*Exercise objective*.
Word for word, retype the records below.

*Materials provided*.
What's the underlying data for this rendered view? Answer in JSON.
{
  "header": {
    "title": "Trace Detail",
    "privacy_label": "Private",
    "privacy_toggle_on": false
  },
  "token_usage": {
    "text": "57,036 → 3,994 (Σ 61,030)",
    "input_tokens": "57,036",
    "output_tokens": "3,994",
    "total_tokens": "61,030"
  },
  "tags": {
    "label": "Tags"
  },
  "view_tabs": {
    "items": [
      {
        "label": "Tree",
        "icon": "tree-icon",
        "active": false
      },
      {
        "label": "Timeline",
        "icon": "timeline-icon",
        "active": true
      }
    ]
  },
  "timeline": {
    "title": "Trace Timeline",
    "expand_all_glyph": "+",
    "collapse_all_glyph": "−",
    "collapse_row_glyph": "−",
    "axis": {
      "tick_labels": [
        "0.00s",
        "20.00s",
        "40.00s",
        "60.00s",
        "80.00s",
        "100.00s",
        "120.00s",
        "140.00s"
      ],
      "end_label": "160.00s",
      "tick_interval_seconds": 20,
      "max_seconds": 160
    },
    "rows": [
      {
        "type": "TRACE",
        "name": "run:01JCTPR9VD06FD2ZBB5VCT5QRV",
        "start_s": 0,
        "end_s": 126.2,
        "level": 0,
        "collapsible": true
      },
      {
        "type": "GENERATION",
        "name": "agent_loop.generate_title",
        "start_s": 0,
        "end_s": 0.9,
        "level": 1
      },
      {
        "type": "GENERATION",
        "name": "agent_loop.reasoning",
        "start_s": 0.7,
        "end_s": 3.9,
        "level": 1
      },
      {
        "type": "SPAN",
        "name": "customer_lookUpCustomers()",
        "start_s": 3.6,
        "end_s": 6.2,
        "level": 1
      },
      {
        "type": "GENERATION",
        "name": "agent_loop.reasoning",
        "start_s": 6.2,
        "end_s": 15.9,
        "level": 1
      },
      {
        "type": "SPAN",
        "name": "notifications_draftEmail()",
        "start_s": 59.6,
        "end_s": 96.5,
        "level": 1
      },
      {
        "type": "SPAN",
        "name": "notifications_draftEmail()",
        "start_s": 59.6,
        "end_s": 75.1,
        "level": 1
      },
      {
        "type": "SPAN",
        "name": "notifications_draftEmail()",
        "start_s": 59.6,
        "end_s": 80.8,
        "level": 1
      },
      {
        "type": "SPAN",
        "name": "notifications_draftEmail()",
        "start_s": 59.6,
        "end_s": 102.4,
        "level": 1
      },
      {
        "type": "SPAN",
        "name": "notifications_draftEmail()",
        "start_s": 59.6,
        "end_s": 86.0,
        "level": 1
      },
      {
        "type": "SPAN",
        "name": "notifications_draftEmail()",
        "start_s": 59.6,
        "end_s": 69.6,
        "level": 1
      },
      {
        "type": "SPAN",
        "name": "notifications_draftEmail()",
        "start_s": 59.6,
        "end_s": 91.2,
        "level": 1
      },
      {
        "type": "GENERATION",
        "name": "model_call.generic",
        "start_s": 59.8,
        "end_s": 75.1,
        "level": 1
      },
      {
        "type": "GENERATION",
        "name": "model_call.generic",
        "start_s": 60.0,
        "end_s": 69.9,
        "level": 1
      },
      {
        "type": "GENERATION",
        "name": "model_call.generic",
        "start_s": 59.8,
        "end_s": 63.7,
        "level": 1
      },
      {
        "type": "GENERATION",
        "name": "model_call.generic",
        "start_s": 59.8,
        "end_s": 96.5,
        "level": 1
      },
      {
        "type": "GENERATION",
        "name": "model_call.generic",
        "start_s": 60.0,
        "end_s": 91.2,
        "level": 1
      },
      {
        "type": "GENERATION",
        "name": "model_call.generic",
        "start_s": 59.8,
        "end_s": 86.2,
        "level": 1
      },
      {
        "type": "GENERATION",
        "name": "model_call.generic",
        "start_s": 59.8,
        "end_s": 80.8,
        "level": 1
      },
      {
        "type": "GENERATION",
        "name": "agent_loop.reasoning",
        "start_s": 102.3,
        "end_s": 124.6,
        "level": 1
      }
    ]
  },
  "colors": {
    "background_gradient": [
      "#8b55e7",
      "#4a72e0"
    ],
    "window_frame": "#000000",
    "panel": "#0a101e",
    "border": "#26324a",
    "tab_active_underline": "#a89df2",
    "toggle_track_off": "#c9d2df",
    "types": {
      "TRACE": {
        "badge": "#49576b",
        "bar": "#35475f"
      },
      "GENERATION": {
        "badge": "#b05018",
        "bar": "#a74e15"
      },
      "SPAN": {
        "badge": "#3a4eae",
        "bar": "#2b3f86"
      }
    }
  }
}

*Finished exercise*.
What's the underlying data for this rendered view? Answer in JSON.
{
  "header": {
    "title": "Trace Detail",
    "privacy_label": "Private",
    "privacy_toggle_on": false
  },
  "token_usage": {
    "text": "57,036 → 3,994 (Σ 61,030)",
    "input_tokens": "57,036",
    "output_tokens": "3,994",
    "total_tokens": "61,030"
  },
  "tags": {
    "label": "Tags"
  },
  "view_tabs": {
    "items": [
      {
        "label": "Tree",
        "icon": "tree-icon",
        "active": false
      },
      {
        "label": "Timeline",
        "icon": "timeline-icon",
        "active": true
      }
    ]
  },
  "timeline": {
    "title": "Trace Timeline",
    "expand_all_glyph": "+",
    "collapse_all_glyph": "−",
    "collapse_row_glyph": "−",
    "axis": {
      "tick_labels": [
        "0.00s",
        "20.00s",
        "40.00s",
        "60.00s",
        "80.00s",
        "100.00s",
        "120.00s",
        "140.00s"
      ],
      "end_label": "160.00s",
      "tick_interval_seconds": 20,
      "max_seconds": 160
    },
    "rows": [
      {
        "type": "TRACE",
        "name": "run:01JCTPR9VD06FD2ZBB5VCT5QRV",
        "start_s": 0,
        "end_s": 126.2,
        "level": 0,
        "collapsible": true
      },
      {
        "type": "GENERATION",
        "name": "agent_loop.generate_title",
        "start_s": 0,
        "end_s": 0.9,
        "level": 1
      },
      {
        "type": "GENERATION",
        "name": "agent_loop.reasoning",
        "start_s": 0.7,
        "end_s": 3.9,
        "level": 1
      },
      {
        "type": "SPAN",
        "name": "customer_lookUpCustomers()",
        "start_s": 3.6,
        "end_s": 6.2,
        "level": 1
      },
      {
        "type": "GENERATION",
        "name": "agent_loop.reasoning",
        "start_s": 6.2,
        "end_s": 15.9,
        "level": 1
      },
      {
        "type": "SPAN",
        "name": "notifications_draftEmail()",
        "start_s": 59.6,
        "end_s": 96.5,
        "level": 1
      },
      {
        "type": "SPAN",
        "name": "notifications_draftEmail()",
        "start_s": 59.6,
        "end_s": 75.1,
        "level": 1
      },
      {
        "type": "SPAN",
        "name": "notifications_draftEmail()",
        "start_s": 59.6,
        "end_s": 80.8,
        "level": 1
      },
      {
        "type": "SPAN",
        "name": "notifications_draftEmail()",
        "start_s": 59.6,
        "end_s": 102.4,
        "level": 1
      },
      {
        "type": "SPAN",
        "name": "notifications_draftEmail()",
        "start_s": 59.6,
        "end_s": 86.0,
        "level": 1
      },
      {
        "type": "SPAN",
        "name": "notifications_draftEmail()",
        "start_s": 59.6,
        "end_s": 69.6,
        "level": 1
      },
      {
        "type": "SPAN",
        "name": "notifications_draftEmail()",
        "start_s": 59.6,
        "end_s": 91.2,
        "level": 1
      },
      {
        "type": "GENERATION",
        "name": "model_call.generic",
        "start_s": 59.8,
        "end_s": 75.1,
        "level": 1
      },
      {
        "type": "GENERATION",
        "name": "model_call.generic",
        "start_s": 60.0,
        "end_s": 69.9,
        "level": 1
      },
      {
        "type": "GENERATION",
        "name": "model_call.generic",
        "start_s": 59.8,
        "end_s": 63.7,
        "level": 1
      },
      {
        "type": "GENERATION",
        "name": "model_call.generic",
        "start_s": 59.8,
        "end_s": 96.5,
        "level": 1
      },
      {
        "type": "GENERATION",
        "name": "model_call.generic",
        "start_s": 60.0,
        "end_s": 91.2,
        "level": 1
      },
      {
        "type": "GENERATION",
        "name": "model_call.generic",
        "start_s": 59.8,
        "end_s": 86.2,
        "level": 1
      },
      {
        "type": "GENERATION",
        "name": "model_call.generic",
        "start_s": 59.8,
        "end_s": 80.8,
        "level": 1
      },
      {
        "type": "GENERATION",
        "name": "agent_loop.reasoning",
        "start_s": 102.3,
        "end_s": 124.6,
        "level": 1
      }
    ]
  },
  "colors": {
    "background_gradient": [
      "#8b55e7",
      "#4a72e0"
    ],
    "window_frame": "#000000",
    "panel": "#0a101e",
    "border": "#26324a",
    "tab_active_underline": "#a89df2",
    "toggle_track_off": "#c9d2df",
    "types": {
      "TRACE": {
        "badge": "#49576b",
        "bar": "#35475f"
      },
      "GENERATION": {
        "badge": "#b05018",
        "bar": "#a74e15"
      },
      "SPAN": {
        "badge": "#3a4eae",
        "bar": "#2b3f86"
      }
    }
  }
}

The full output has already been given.